◆ Description of the task ◆
If a line below contains the string "subtitle", return that line.

Entries from a dataset of interfaces:

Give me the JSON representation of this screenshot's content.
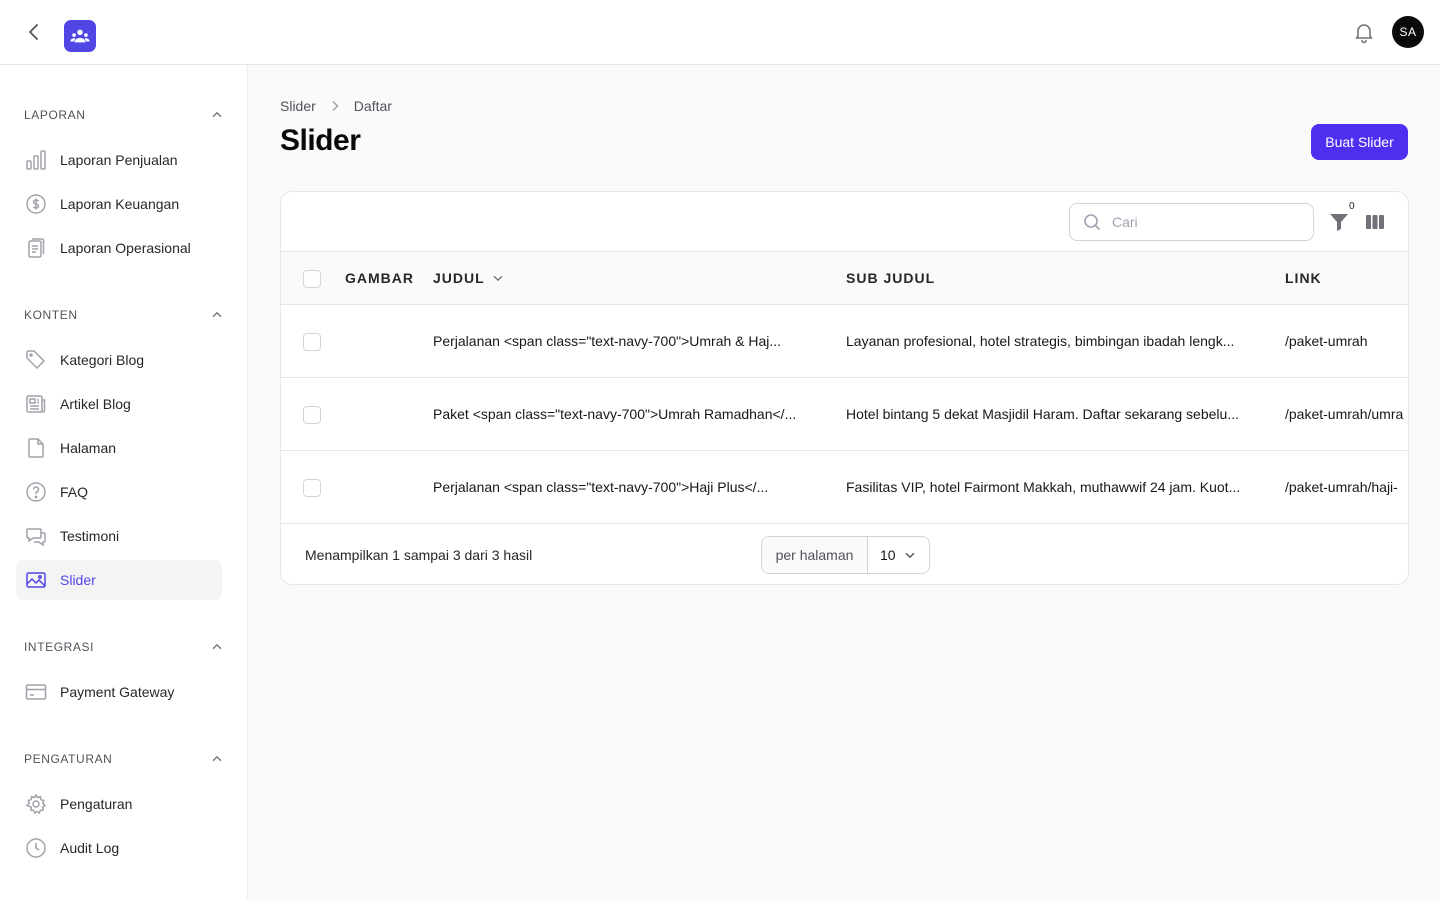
{
  "header": {
    "back_label": "back",
    "user_initials": "SA"
  },
  "sidebar": {
    "groups": [
      {
        "label": "LAPORAN",
        "items": [
          {
            "label": "Laporan Penjualan",
            "icon": "bar-chart-icon"
          },
          {
            "label": "Laporan Keuangan",
            "icon": "currency-dollar-icon"
          },
          {
            "label": "Laporan Operasional",
            "icon": "clipboard-icon"
          }
        ]
      },
      {
        "label": "KONTEN",
        "items": [
          {
            "label": "Kategori Blog",
            "icon": "tag-icon"
          },
          {
            "label": "Artikel Blog",
            "icon": "newspaper-icon"
          },
          {
            "label": "Halaman",
            "icon": "document-icon"
          },
          {
            "label": "FAQ",
            "icon": "question-circle-icon"
          },
          {
            "label": "Testimoni",
            "icon": "chat-bubbles-icon"
          },
          {
            "label": "Slider",
            "icon": "photo-icon",
            "active": true
          }
        ]
      },
      {
        "label": "INTEGRASI",
        "items": [
          {
            "label": "Payment Gateway",
            "icon": "credit-card-icon"
          }
        ]
      },
      {
        "label": "PENGATURAN",
        "items": [
          {
            "label": "Pengaturan",
            "icon": "cog-icon"
          },
          {
            "label": "Audit Log",
            "icon": "clock-icon"
          }
        ]
      }
    ]
  },
  "breadcrumb": {
    "parent": "Slider",
    "current": "Daftar"
  },
  "page": {
    "title": "Slider",
    "create_button": "Buat Slider"
  },
  "table": {
    "search_placeholder": "Cari",
    "filter_count": "0",
    "columns": {
      "image": "GAMBAR",
      "title": "JUDUL",
      "subtitle": "SUB JUDUL",
      "link": "LINK"
    },
    "rows": [
      {
        "title": "Perjalanan <span class=\"text-navy-700\">Umrah & Haj...",
        "subtitle": "Layanan profesional, hotel strategis, bimbingan ibadah lengk...",
        "link": "/paket-umrah"
      },
      {
        "title": "Paket <span class=\"text-navy-700\">Umrah Ramadhan</...",
        "subtitle": "Hotel bintang 5 dekat Masjidil Haram. Daftar sekarang sebelu...",
        "link": "/paket-umrah/umra"
      },
      {
        "title": "Perjalanan <span class=\"text-navy-700\">Haji Plus</...",
        "subtitle": "Fasilitas VIP, hotel Fairmont Makkah, muthawwif 24 jam. Kuot...",
        "link": "/paket-umrah/haji-"
      }
    ],
    "results_text": "Menampilkan 1 sampai 3 dari 3 hasil",
    "per_page_label": "per halaman",
    "per_page_value": "10"
  },
  "colors": {
    "accent": "#4f46e5",
    "primary_button": "#4f2ef0"
  }
}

◆ Answer space ◆
      "subtitle": "SUB JUDUL",
        "subtitle": "Layanan profesional, hotel strategis, bimbingan ibadah lengk...",
        "subtitle": "Hotel bintang 5 dekat Masjidil Haram. Daftar sekarang sebelu...",
        "subtitle": "Fasilitas VIP, hotel Fairmont Makkah, muthawwif 24 jam. Kuot...",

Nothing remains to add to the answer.